Let's come back to this story; I chose it because it's not pure action and adventure: it gives as much importance to the emotional life and moral consciousness of the heroes, dealing honestly with the inner conflicts and traumas they are exposed to in the line of duty. Here Napoleon Solo is held captive in a fake psychiatric hospital and submitted to a "treatment" based upon reactivation of guilt feeling, a feeling he cannot avoid when confronted to his partner's supposed demise and the memories of the many people whose death he has been involved with, had he killed them as enemies or endangered as innocents. After his rescue (by a very clever and professional U.N.C.L.E. female agent), he will remained deeply affected as his partner, lucidly, acknowledges:

The American lay back down and seemed as if he would go back to sleep. Illya looked at him for a moment, and wondered if should say something more.

Kuryakin held back. Although Illya knew only some of the details, he knew in a way Solo had been violated. Not physically, of course, but in a way that was just as real to Napoleon.
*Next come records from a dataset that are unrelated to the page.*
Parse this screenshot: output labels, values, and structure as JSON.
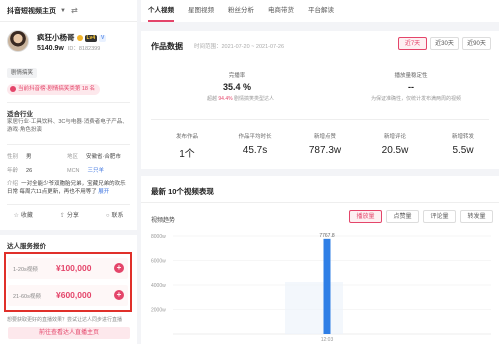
{
  "app": {
    "title": "抖音短视频主页"
  },
  "profile": {
    "name": "疯狂小杨哥",
    "level_badge": "Lv4",
    "verified_badge": "V",
    "fans": "5140.9w",
    "uid": "ID：8182399",
    "tag": "剧情搞笑",
    "rank_text": "当前抖音榜·剧情搞笑类第 18 名"
  },
  "industry": {
    "title": "适合行业",
    "text": "家居行业·工具饮料、3C与电器·消费者电子产品、游戏·角色扮演"
  },
  "info": {
    "gender_label": "性别",
    "gender": "男",
    "region_label": "地区",
    "region": "安徽省·合肥市",
    "age_label": "年龄",
    "age": "26",
    "mcn_label": "MCN",
    "mcn": "三只羊",
    "intro_label": "介绍",
    "intro_text": "一对全能少爷双胞胎兄弟，宝藏兄弟的欢乐日常 每周六11点更新，再也不用等了",
    "intro_more": "展开"
  },
  "actions": {
    "fav": "收藏",
    "share": "分享",
    "contact": "联系"
  },
  "services": {
    "title": "达人服务报价",
    "items": [
      {
        "label": "1-20s视频",
        "price": "¥100,000"
      },
      {
        "label": "21-60s视频",
        "price": "¥600,000"
      }
    ],
    "note": "想要获取更好的直播效果？尝试让达人同步进行直播",
    "button": "前往查看达人直播主页"
  },
  "tabs": [
    "个人视频",
    "星图视频",
    "粉丝分析",
    "电商带货",
    "平台解读"
  ],
  "overview": {
    "title": "作品数据",
    "date_range": "时间范围：2021-07-20 ~ 2021-07-26",
    "ranges": [
      "近7天",
      "近30天",
      "近90天"
    ],
    "completion_label": "完播率",
    "completion_value": "35.4 %",
    "completion_desc_pre": "超越 ",
    "completion_desc_pct": "94.4%",
    "completion_desc_post": " 剧情搞笑类型达人",
    "stability_label": "播放量稳定性",
    "stability_value": "--",
    "stability_desc": "为保证准确性，仅统计发布满两周的视频",
    "stats": [
      {
        "label": "发布作品",
        "value": "1个"
      },
      {
        "label": "作品平均时长",
        "value": "45.7s"
      },
      {
        "label": "新增点赞",
        "value": "787.3w"
      },
      {
        "label": "新增评论",
        "value": "20.5w"
      },
      {
        "label": "新增转发",
        "value": "5.5w"
      }
    ]
  },
  "recent": {
    "title": "最新 10个视频表现",
    "trend_label": "视频趋势",
    "metric_tabs": [
      "播放量",
      "点赞量",
      "评论量",
      "转发量"
    ]
  },
  "chart_data": {
    "type": "bar",
    "categories": [
      "12:03"
    ],
    "values": [
      7767.8
    ],
    "ylim": [
      0,
      8000
    ],
    "yticks": [
      "8000w",
      "6000w",
      "4000w",
      "2000w"
    ],
    "bar_label": "7767.8",
    "color": "#2f7fe6"
  },
  "colors": {
    "accent": "#e4456a",
    "bar": "#2f7fe6",
    "highlight_box": "#e0302a"
  }
}
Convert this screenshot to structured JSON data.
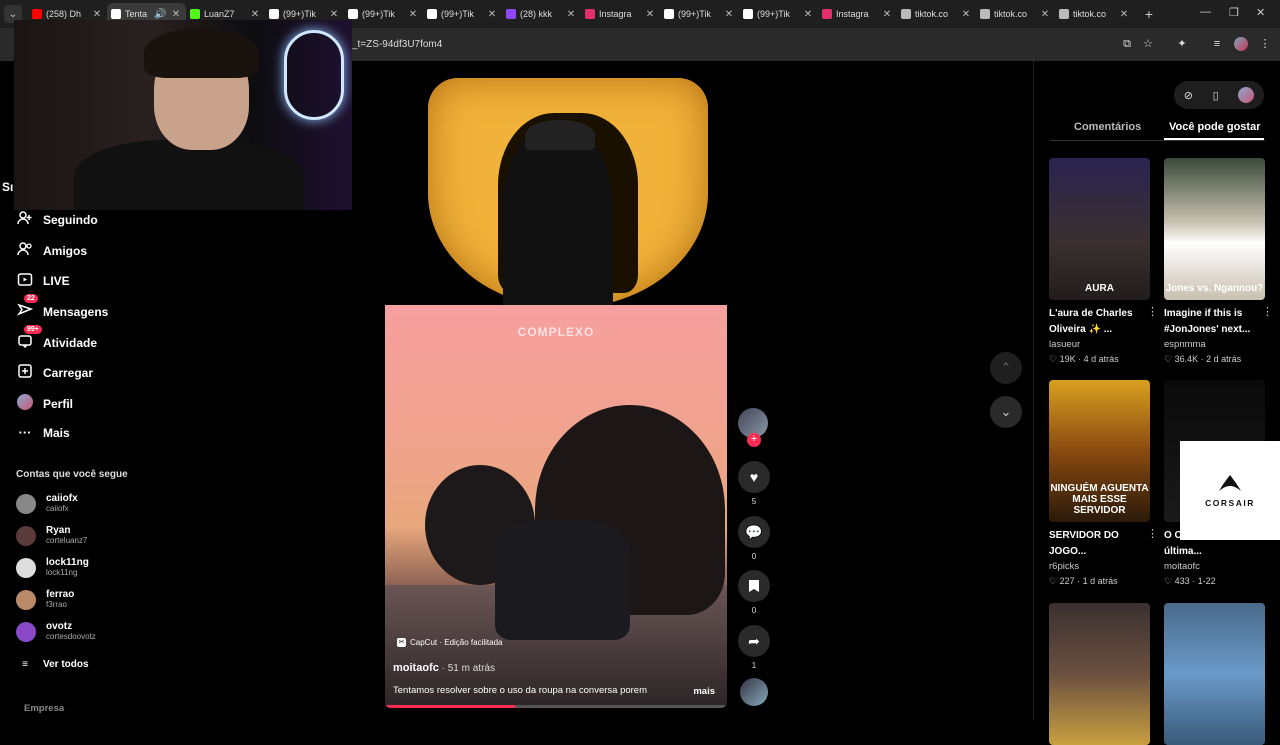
{
  "browser": {
    "tabs": [
      {
        "title": "(258) Dh",
        "favicon_color": "#ff0000",
        "active": false
      },
      {
        "title": "Tenta",
        "favicon_color": "#ffffff",
        "active": true
      },
      {
        "title": "LuanZ7",
        "favicon_color": "#53fc18",
        "active": false
      },
      {
        "title": "(99+)Tik",
        "favicon_color": "#ffffff",
        "active": false
      },
      {
        "title": "(99+)Tik",
        "favicon_color": "#ffffff",
        "active": false
      },
      {
        "title": "(99+)Tik",
        "favicon_color": "#ffffff",
        "active": false
      },
      {
        "title": "(28) kkk",
        "favicon_color": "#9146ff",
        "active": false
      },
      {
        "title": "Instagra",
        "favicon_color": "#e1306c",
        "active": false
      },
      {
        "title": "(99+)Tik",
        "favicon_color": "#ffffff",
        "active": false
      },
      {
        "title": "(99+)Tik",
        "favicon_color": "#ffffff",
        "active": false
      },
      {
        "title": "Instagra",
        "favicon_color": "#e1306c",
        "active": false
      },
      {
        "title": "tiktok.co",
        "favicon_color": "#bbbbbb",
        "active": false
      },
      {
        "title": "tiktok.co",
        "favicon_color": "#bbbbbb",
        "active": false
      },
      {
        "title": "tiktok.co",
        "favicon_color": "#bbbbbb",
        "active": false
      }
    ],
    "url_fragment": "_t=ZS-94df3U7fom4"
  },
  "sidebar": {
    "cut_letters": "Sı",
    "nav": [
      {
        "label": "Seguindo",
        "icon": "person-follow-icon"
      },
      {
        "label": "Amigos",
        "icon": "friends-icon"
      },
      {
        "label": "LIVE",
        "icon": "live-icon"
      },
      {
        "label": "Mensagens",
        "icon": "messages-icon",
        "badge": "22"
      },
      {
        "label": "Atividade",
        "icon": "activity-icon",
        "badge": "99+"
      },
      {
        "label": "Carregar",
        "icon": "upload-icon"
      },
      {
        "label": "Perfil",
        "icon": "profile-avatar"
      },
      {
        "label": "Mais",
        "icon": "more-icon"
      }
    ],
    "following_title": "Contas que você segue",
    "following": [
      {
        "name": "caiiofx",
        "handle": "caiiofx",
        "color": "#888888"
      },
      {
        "name": "Ryan",
        "handle": "corteluanz7",
        "color": "#5a3a3a"
      },
      {
        "name": "lock11ng",
        "handle": "lock11ng",
        "color": "#dddddd"
      },
      {
        "name": "ferrao",
        "handle": "f3rrao",
        "color": "#b88a6a"
      },
      {
        "name": "ovotz",
        "handle": "cortesdoovotz",
        "color": "#8a4ac8"
      }
    ],
    "see_all": "Ver todos",
    "footer": "Empresa"
  },
  "video": {
    "watermark_top": "COMPLEXO",
    "capcut": "CapCut · Edição facilitada",
    "author": "moitaofc",
    "time": " · 51 m atrás",
    "description": "Tentamos resolver sobre o uso da roupa na conversa porem",
    "more": "mais",
    "progress": 0.38
  },
  "actions": {
    "likes": "5",
    "comments": "0",
    "saves": "0",
    "shares": "1"
  },
  "right_panel": {
    "tab_comments": "Comentários",
    "tab_recommend": "Você pode gostar",
    "cards": [
      {
        "title": "L'aura de Charles Oliveira ✨ ...",
        "author": "lasueur",
        "likes": "19K",
        "ago": "4 d atrás",
        "thumb_text": "AURA",
        "bg": "linear-gradient(180deg,#2a2450,#3a3030 60%,#221c1c)"
      },
      {
        "title": "Imagine if this is #JonJones' next...",
        "author": "espnmma",
        "likes": "36.4K",
        "ago": "2 d atrás",
        "thumb_text": "Jones vs. Ngannou?",
        "bg": "linear-gradient(180deg,#3a4a3a,#c8c0b0 45%,#ffffff 60%,#c8c0b0)"
      },
      {
        "title": "SERVIDOR DO JOGO...",
        "author": "r6picks",
        "likes": "227",
        "ago": "1 d atrás",
        "thumb_text": "NINGUÉM AGUENTA MAIS ESSE SERVIDOR",
        "bg": "linear-gradient(180deg,#d8a020,#8a4a10 50%,#2a1a0a)"
      },
      {
        "title": "O C... 2026 for a última...",
        "author": "moitaofc",
        "likes": "433",
        "ago": "1-22",
        "thumb_text": "",
        "bg": "linear-gradient(180deg,#0a0a0a,#1a1a1a)"
      },
      {
        "title": "",
        "author": "",
        "likes": "",
        "ago": "",
        "thumb_text": "",
        "bg": "linear-gradient(180deg,#3a3030,#6a5040 50%,#c8a040)"
      },
      {
        "title": "",
        "author": "",
        "likes": "",
        "ago": "",
        "thumb_text": "",
        "bg": "linear-gradient(180deg,#4a6a8a,#6a9ac8 50%,#3a5a7a)"
      }
    ]
  },
  "ad": {
    "brand": "CORSAIR"
  }
}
In the end, it would be up to his friend to mention it. For Kuryakin, the best he could do is be there when that happened.

The idea that true communication and understanding between friends is more present in shared silence than in idle talks or untimely confidences is still righter between agents but...leaves the reader curious about what could have been said later (if ever) by the partners after such an experience... [3]

Issue 6

Timeshift 6 was published in 2003. It is a 103-page novel by Bill Koenig called "The Ragnarok Affair." It is illustrated by Sepia.

cover of issue #6, Sepia


Issue 7

Timeshift 7 was published in 2004 and is a 106-page novel by Bill Koenig called "The Bio Dome Affair." It won a 2005 Fan Q.

cover of issue #7


Issue 8

Timeshift 8 is an 87-page novel by Bill Koenig called "The Tour of Duty Affair."

cover of issue #8


Issue 9

Timeshift 9 was published in 2006 and contains 92 pages. It is a novel by Bill Koenig called "The Venture Affair."

cover of issue #9

Issue 10

Timeshift 10 was published in 2008 and contains 83 pages. It is a novel by Bill Koenig called "The Revengers Affair."

Zines with other Timeshift Stories

  • The ROT Affair, published in The Kuryakin File No. 17 (crossover with North by Northwest (1959))
  • The No Deposit, No Return Affair, published in The Kuryakin File No. 18
  • The Foreboding, 4 pages, published in Credentials

References

  1. ^ a 2004 comment at Crack Van
  2. ^ a 2008 comment at Crack Van
  3. ^ a 2006 comment at Crack Van